Lloyd is not bluffing. Love, a North Carolina transfer, played on the 2022 national title runner-up Tar Heels team that lost to Kansas. He was also named to the All-Tournament Team.

The 2023-24 Pac-12 Player of the Year averaged a career-high 18.1 points per game this season with the Wildcats, while averaging the highest points per game on the road out of any Pac-12 player, with 20.1 respectively.

Arizona senior forward Keshad Johnson drains a three while practicing ahead of their game against Long Beach State as coach Tommy Lloyd watches. (Photo by Hayden Cilley/Cronkite News)

Arizona senior forward Keshad Johnson drains a three while practicing ahead of their game against Long Beach State as coach Tommy Lloyd watches. (Photo by Hayden Cilley/Cronkite News)

Although Love shot only 6-for-17 during Thursday’s matchup, he snatched 11 rebounds and his first double-double of the tournament. Lloyd didn’t know that Love had a double-double and made it a point to give his star player kudos after the game for doing the little things on the court.

“Caleb had a double-double … good for him,” Lloyd said. “That’s great. When Caleb is contributing in other ways, it really helps us. Obviously, he’s a pretty offensive-centric player. We can all get fixated on that a little bit.

“He made a hustle play today. I think he turned the ball over, blocked a layup attempt. For him to do that was huge growth. That’s a championship effort. I was really proud of him.”

His teammates, seniors Pelle Larsson and Oumar Ballo, gave Johnson credit for his leadership and how he handles himself before their game during Wednesday’s media availability.

“Maybe the way he carries himself every day,” Larsson said referencing Johnson. “He knows what it takes. He knows what to do every day, how to act. That is just contagious. I think the way he works hard every day and tries to get better, it’s been contagious.”

“Pelle just said it best, we’re lucky enough to have Ke (Keshad),” Ballo said. “He’s a tool, he’s well experienced.
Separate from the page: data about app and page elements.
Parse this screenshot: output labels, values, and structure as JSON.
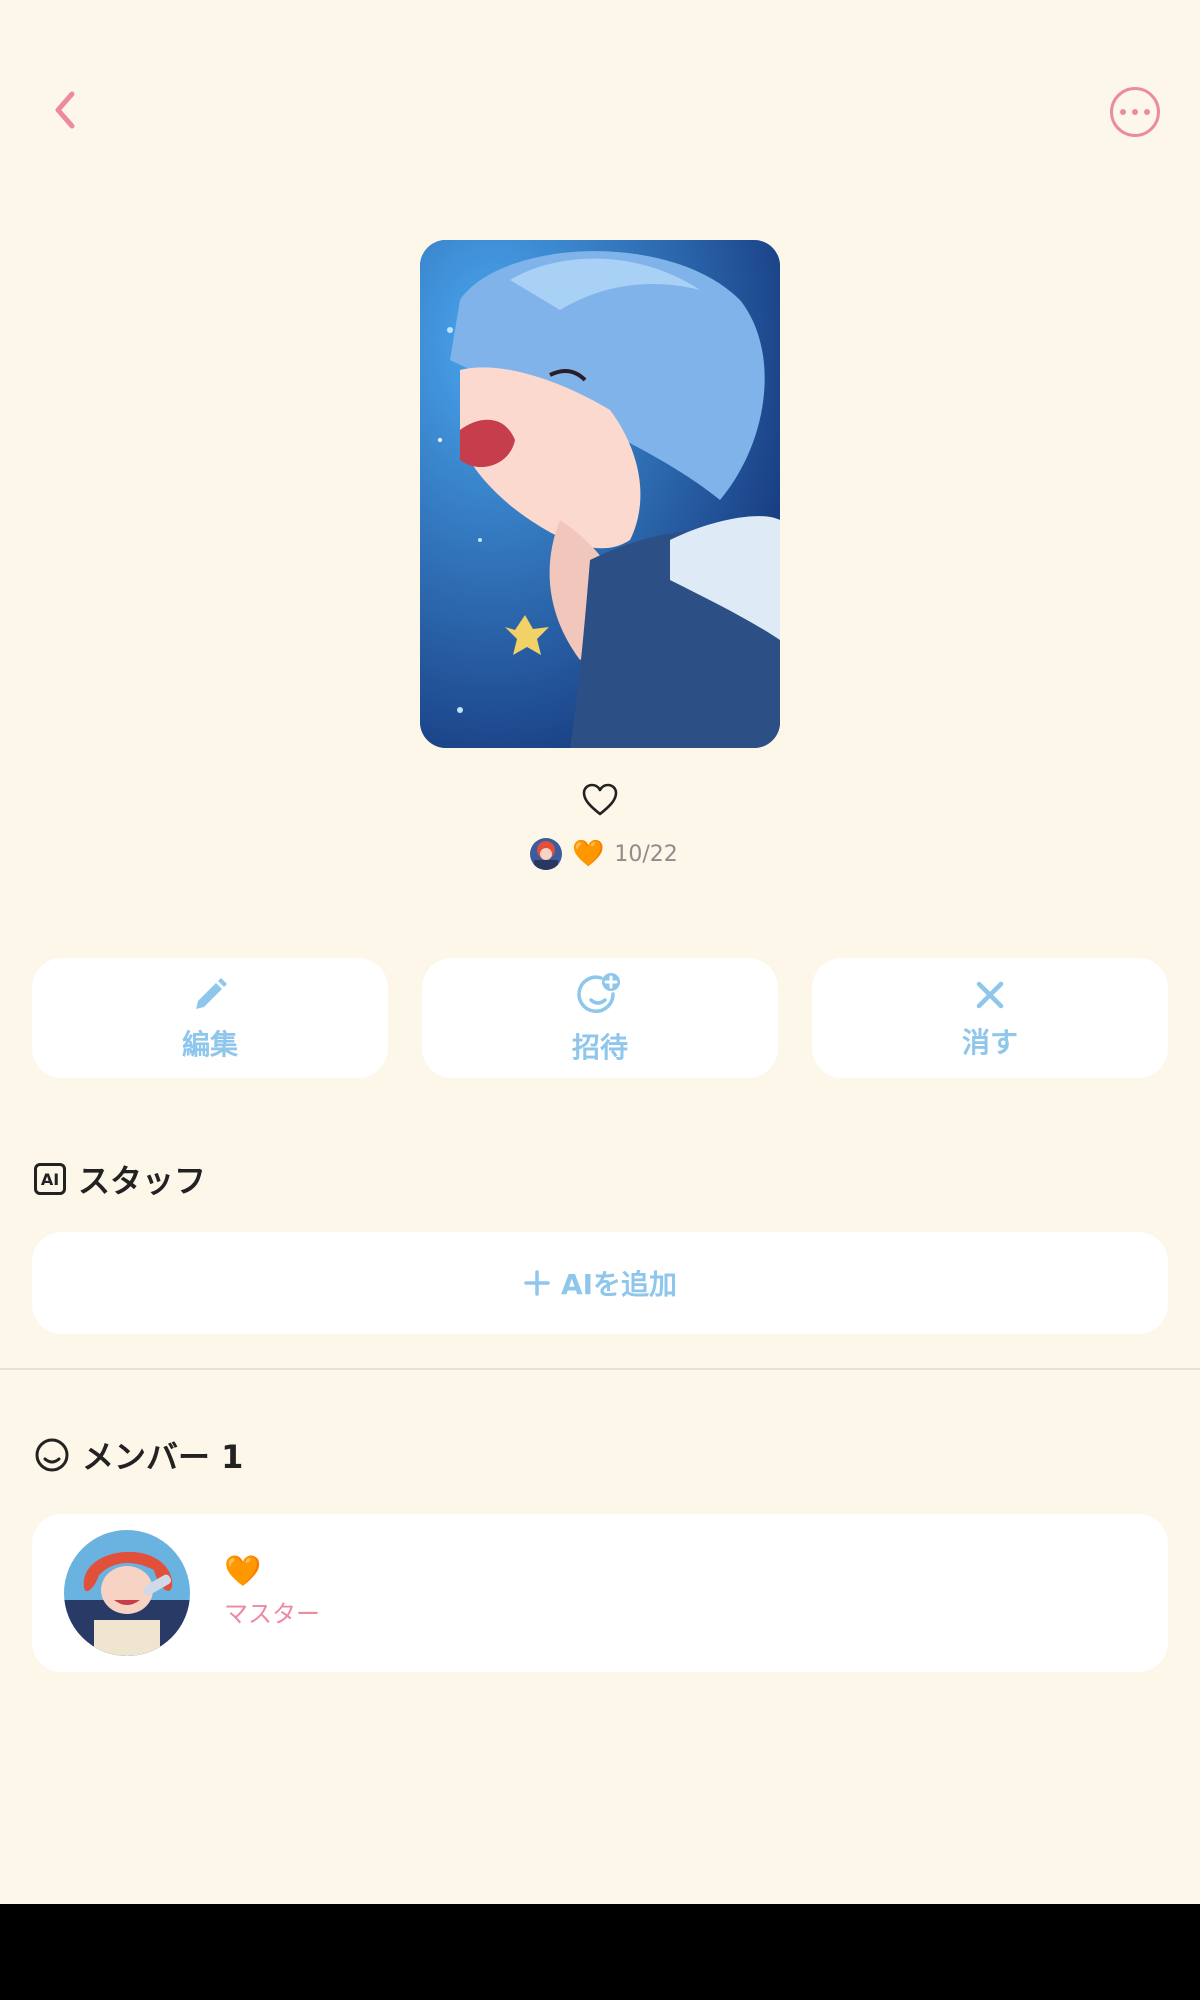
{
  "colors": {
    "background": "#fdf7ea",
    "accent_pink": "#ec8aa0",
    "accent_blue": "#8fc6ec",
    "heart_orange": "#ff9f1a"
  },
  "header": {
    "back_icon": "chevron-left-icon",
    "more_icon": "more-horizontal-icon"
  },
  "cover": {
    "favorite_icon": "heart-outline-icon"
  },
  "meta": {
    "heart_emoji": "🧡",
    "date": "10/22"
  },
  "actions": [
    {
      "icon": "pencil-icon",
      "label": "編集"
    },
    {
      "icon": "invite-icon",
      "label": "招待"
    },
    {
      "icon": "close-icon",
      "label": "消す"
    }
  ],
  "staff": {
    "badge": "AI",
    "title": "スタッフ",
    "add_label": "AIを追加"
  },
  "members": {
    "title": "メンバー 1",
    "list": [
      {
        "emoji": "🧡",
        "role": "マスター"
      }
    ]
  }
}
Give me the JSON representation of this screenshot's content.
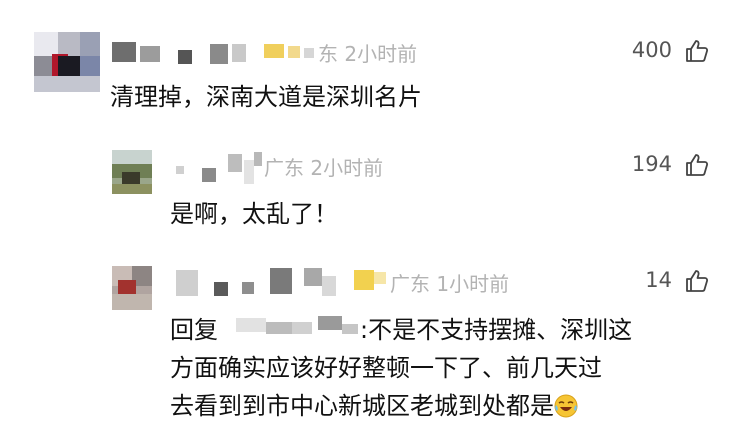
{
  "comments": [
    {
      "location_time": "东 2小时前",
      "likes": "400",
      "text": "清理掉，深南大道是深圳名片"
    },
    {
      "location_time": "广东 2小时前",
      "likes": "194",
      "text": "是啊，太乱了！"
    },
    {
      "location_time": "广东 1小时前",
      "likes": "14",
      "reply_prefix": "回复",
      "text_line1": ":不是不支持摆摊、深圳这",
      "text_line2": "方面确实应该好好整顿一下了、前几天过",
      "text_line3": "去看到到市中心新城区老城到处都是",
      "emoji": "laughing-crying-emoji"
    }
  ],
  "icons": {
    "like": "thumbs-up-icon"
  },
  "colors": {
    "meta_text": "#b3b3b3",
    "body_text": "#111111",
    "likes_text": "#555555"
  }
}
He’s been there. He knows what it takes to be there. We’re fortunate to have him. Happy he’s with us.”

Lloyd reiterated how much he enjoys coaching players of Love and Johnson’s caliber. Since they transferred during their senior seasons, Lloyd only gets limited timewith the transfer duo, despite wishing he had more time to coach and be around.

“My only regret is that I only get to coach them one year because I’ve loved coaching them,” Lloyd said. “They’re both just awesome dudes. They’re a joy to be around every day. They bring it every day. It’s been a ton of fun with them. Their experience has been significant to our success.”

Lloyd also knows what it takes to get to the championship game. He was a part of the Gonzaga Bulldogs’ 2021 National Championship appearance as the assistant coach under Mark Few. He credits Johnson’s truthful l belief in what constitutes championship-level success.

“Keshad has been very vocal,” Lloyd said. “I think his message to the guys is you don’t ever assume anything. It’s literally a one-game-at-a-time approach. You got to come out and be willing to lay it on the line in that one game. That’s been his message to the guys, which I think is simple but it’s beautiful because it’s very true.”

As the final seconds ticked on the clock, Lloyd and Monson shared a long embrace. With the friendship put aside, Lloyd knew the mission during those closing moments.

“You have to make a team like that that’s playing with emotion and positivity, you got to show them the end of their season,” Lloyd said. “You have to give them a glimpse of if they don’t start playing better, this could be it. You have to flip the script on them.

“I thought we were able to do that in the second half. They saw the end, and we didn’t.”

Arizona will hope to ride the momentum into Saturday’s game against either No. 7 Dayton or No. 10 Nevada and possibly into Glendale’s State Farm Stadium during the 2024 Men’s Final Four.

Hayden Cilley HAY-din SIL-lee (he/him)
Sports Reporter, Phoenix

Hayden Cilley expects to graduate in December 2024 with a master’s degree in mass communication. Cilley covered the Phoenix Mercury in 2022 for The Next Hoops and is writing and podcasting about the Mercury for PHNX Sports.